B. sample dotgain reversal script

This is an example script of how to uniformly shrink a clogged print scan. I use this script pretty often during Cerebus in Hell? print production, as well as for the Cerebus Volume One January 2017 restoration (though with different Levels values on each page, depending on the source material)

C. sample newsprint script pt 1 and 2

I've worked with newsprint scans so many different ways at this point, but this is the latest, used for the few Jaka's Story pages sourced (partially or wholly) from newsprint. Straighten the page, run the first script, then make your levels adjustments to darken the blacks and run the second script. Then selectively sharpen and Levels adjust to completion. 

Newsprint printings (and thus scans of newsprint printings) have so much variety from page to page and even from panel to panel that I found it a waste of time to script the work. These are really just minimal scripts that do the setup required and let you have maximum flexibility for the final stages.

D. noise grabber

This is a trick Lou Copeland taught me that's very helpful in cleaning up newsprint. Use the Magic Wand tool to select a large area—say, the outside area of a page or some blacks—and then run this script, which expands a certain amount, and then contracts slightly less. In effect it swallows up low-level noise into your selection and then allows you to clean with a lot more freedom. Give it a whirl.

E. sample "flatten to bitmap" script

This is an example of a very simple script saving you boatloads of time. Make one like this in order to update your bitmaps when you make corrections for your book.

F. sample COLOR output sharpening script

This is the script I used to output files for Tim's all-color-original Cerebus hard covers.
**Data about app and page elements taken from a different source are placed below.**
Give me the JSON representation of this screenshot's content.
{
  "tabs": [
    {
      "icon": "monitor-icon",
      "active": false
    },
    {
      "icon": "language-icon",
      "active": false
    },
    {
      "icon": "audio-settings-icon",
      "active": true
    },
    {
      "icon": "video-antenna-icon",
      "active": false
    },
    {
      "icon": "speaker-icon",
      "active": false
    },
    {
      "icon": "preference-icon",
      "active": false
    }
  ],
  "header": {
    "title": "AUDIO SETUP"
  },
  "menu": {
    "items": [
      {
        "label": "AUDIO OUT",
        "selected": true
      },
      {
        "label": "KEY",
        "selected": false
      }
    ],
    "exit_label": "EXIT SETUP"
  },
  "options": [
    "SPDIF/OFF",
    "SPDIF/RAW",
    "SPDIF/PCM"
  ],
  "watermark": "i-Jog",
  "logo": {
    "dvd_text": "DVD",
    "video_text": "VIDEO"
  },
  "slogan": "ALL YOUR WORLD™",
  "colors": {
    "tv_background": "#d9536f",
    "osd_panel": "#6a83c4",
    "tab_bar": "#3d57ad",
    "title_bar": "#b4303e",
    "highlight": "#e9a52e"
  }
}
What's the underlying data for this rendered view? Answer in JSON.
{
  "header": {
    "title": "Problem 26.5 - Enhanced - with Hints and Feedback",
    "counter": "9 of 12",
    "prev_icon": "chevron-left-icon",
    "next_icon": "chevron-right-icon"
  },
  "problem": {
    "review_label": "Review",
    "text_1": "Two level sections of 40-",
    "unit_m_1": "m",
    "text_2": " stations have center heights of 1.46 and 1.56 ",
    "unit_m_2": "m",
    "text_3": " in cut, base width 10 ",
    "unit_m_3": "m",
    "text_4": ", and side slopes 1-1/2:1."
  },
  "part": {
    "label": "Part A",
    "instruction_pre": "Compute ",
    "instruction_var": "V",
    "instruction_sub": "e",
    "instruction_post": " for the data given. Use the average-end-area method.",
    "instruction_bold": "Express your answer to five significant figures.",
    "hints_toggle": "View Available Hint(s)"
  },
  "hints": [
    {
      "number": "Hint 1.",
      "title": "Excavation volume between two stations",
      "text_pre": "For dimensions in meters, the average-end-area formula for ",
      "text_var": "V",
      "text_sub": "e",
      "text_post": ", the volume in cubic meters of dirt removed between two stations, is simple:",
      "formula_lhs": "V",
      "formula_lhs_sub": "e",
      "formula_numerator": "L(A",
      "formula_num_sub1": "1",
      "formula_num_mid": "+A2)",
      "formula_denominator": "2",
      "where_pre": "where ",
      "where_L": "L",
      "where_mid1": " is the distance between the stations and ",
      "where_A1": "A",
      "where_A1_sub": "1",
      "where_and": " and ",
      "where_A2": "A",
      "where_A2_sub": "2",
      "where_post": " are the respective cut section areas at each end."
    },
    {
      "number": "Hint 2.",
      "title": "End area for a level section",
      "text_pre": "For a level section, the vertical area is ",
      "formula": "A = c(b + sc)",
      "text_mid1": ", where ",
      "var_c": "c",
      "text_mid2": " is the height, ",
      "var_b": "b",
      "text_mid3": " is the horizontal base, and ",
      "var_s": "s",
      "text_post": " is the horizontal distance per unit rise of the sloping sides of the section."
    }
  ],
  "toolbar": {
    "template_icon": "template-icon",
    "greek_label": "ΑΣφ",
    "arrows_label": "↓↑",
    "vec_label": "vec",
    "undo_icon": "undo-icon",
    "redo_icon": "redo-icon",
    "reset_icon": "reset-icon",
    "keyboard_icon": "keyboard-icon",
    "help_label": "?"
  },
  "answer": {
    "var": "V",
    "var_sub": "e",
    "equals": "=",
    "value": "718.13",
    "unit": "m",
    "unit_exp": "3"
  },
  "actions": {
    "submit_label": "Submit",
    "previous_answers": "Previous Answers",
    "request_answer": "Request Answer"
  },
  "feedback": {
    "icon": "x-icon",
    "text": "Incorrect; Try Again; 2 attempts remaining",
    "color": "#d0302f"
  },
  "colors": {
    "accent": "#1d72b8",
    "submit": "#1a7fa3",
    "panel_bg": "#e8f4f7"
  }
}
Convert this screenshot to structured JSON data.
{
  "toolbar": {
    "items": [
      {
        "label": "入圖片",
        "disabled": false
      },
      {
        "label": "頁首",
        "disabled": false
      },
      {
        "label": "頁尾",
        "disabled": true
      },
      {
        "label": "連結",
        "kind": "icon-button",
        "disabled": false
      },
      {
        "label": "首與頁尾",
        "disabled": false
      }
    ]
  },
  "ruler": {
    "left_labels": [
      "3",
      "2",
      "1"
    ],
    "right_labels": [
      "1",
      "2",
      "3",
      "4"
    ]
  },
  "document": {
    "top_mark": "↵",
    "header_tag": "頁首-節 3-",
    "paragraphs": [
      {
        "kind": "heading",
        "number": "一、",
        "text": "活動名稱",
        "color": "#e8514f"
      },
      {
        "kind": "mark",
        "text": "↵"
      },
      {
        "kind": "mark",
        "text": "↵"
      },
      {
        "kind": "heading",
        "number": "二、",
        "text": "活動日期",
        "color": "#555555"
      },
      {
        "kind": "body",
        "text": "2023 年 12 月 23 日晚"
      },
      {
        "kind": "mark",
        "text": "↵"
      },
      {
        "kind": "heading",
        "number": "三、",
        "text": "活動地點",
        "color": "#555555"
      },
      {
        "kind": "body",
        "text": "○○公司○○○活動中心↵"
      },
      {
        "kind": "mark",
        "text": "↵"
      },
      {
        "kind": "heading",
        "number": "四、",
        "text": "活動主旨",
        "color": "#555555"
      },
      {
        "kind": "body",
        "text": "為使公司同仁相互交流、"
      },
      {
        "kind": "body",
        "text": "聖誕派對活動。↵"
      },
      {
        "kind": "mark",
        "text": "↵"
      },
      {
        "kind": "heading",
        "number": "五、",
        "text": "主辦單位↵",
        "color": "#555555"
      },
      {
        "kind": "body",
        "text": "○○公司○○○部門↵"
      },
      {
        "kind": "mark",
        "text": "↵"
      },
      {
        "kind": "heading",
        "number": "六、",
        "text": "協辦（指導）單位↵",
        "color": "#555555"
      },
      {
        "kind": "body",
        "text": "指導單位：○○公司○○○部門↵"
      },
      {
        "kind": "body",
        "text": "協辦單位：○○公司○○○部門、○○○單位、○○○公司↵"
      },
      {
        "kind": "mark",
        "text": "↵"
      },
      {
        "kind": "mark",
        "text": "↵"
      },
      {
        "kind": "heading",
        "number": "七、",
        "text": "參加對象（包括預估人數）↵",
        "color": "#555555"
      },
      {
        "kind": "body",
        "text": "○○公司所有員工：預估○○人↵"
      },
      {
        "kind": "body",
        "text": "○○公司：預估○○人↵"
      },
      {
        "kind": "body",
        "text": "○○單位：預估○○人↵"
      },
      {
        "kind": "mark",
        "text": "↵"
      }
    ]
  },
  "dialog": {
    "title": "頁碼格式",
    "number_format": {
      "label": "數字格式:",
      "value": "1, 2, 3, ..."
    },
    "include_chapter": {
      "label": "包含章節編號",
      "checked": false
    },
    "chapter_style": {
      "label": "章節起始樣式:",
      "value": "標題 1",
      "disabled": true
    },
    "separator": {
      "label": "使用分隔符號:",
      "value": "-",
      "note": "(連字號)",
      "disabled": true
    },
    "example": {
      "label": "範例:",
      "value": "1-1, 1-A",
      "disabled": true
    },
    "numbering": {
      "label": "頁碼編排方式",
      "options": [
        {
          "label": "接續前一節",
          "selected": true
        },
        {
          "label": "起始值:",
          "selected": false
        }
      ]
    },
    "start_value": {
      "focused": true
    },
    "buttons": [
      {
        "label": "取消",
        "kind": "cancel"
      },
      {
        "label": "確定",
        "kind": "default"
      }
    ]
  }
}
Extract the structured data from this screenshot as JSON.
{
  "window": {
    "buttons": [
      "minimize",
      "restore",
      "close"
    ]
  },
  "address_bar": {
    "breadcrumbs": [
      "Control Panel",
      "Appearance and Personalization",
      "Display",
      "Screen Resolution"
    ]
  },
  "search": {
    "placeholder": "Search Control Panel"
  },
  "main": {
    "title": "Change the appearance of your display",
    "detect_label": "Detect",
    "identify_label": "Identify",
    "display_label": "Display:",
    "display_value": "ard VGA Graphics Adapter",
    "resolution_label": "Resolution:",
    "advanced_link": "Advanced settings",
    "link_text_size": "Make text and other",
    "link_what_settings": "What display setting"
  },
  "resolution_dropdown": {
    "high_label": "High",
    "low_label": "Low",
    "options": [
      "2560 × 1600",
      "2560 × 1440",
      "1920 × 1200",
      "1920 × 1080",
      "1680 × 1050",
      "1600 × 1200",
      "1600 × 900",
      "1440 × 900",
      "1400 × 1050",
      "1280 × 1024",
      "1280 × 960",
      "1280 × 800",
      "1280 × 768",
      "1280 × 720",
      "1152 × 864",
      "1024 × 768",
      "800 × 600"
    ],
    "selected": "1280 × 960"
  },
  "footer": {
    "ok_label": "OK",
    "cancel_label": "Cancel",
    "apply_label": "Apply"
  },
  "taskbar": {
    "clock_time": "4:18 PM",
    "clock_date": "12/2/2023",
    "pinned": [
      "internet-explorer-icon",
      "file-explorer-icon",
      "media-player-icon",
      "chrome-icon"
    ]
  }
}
Simple output sharpening combined with some levels adjustments.

G. density test

If you'd like to find out what the density of the screen tone is on a page you're working on, run this script, and then bring up the eyedropper (E) tool and wave it over the area of tone in question. The density should appear in the Info box. After, Undo twice (Ctrl-Shift-Z twice).

H. convert 2400 1-bit to 300 ppi 8-bit

This script makes ideal on-screen versions of high-res line art, using a special procedure involving gaussian blur prior to downsampling.

Hope you enjoy!

Next: Another addendum on...color art with high-res line art? Something else entirely?

Sean Michael Robinson is a writer, artist, and musician. See more at LivingtheLine.com.

1 comment:

Carson Grubaugh said...

I am going to use the shit out of "H"!

All hail the wizard.